**Task**. Write every entry out again exactly, please, and skip the pictures.

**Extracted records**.
###
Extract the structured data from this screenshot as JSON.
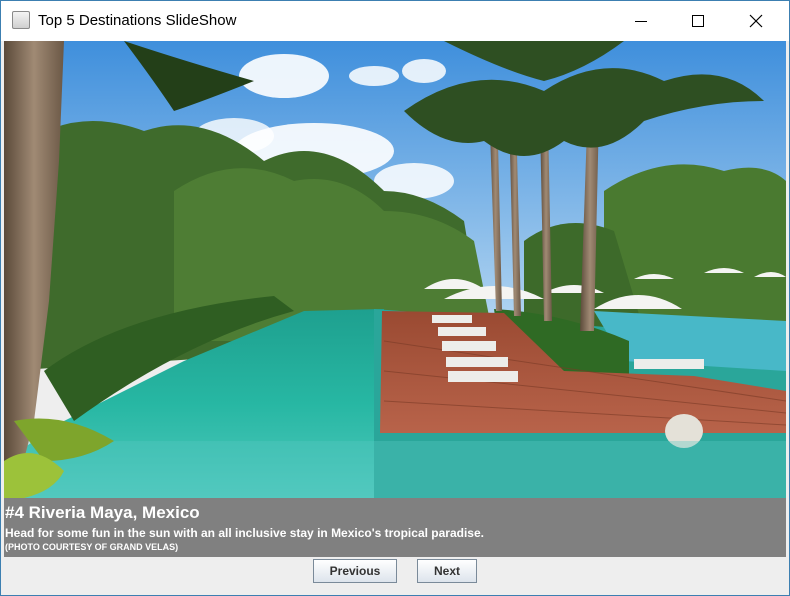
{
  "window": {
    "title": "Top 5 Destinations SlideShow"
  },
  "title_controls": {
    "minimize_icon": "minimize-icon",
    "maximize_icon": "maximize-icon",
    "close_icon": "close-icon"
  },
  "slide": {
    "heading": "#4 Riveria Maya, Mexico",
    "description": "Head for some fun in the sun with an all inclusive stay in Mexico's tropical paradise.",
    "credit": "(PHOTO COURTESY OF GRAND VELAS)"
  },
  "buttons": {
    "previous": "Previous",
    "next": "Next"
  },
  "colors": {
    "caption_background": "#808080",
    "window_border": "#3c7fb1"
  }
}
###
**Output of the exercise**.
Extract the structured data from this screenshot as JSON.
{
  "window": {
    "title": "Top 5 Destinations SlideShow"
  },
  "title_controls": {
    "minimize_icon": "minimize-icon",
    "maximize_icon": "maximize-icon",
    "close_icon": "close-icon"
  },
  "slide": {
    "heading": "#4 Riveria Maya, Mexico",
    "description": "Head for some fun in the sun with an all inclusive stay in Mexico's tropical paradise.",
    "credit": "(PHOTO COURTESY OF GRAND VELAS)"
  },
  "buttons": {
    "previous": "Previous",
    "next": "Next"
  },
  "colors": {
    "caption_background": "#808080",
    "window_border": "#3c7fb1"
  }
}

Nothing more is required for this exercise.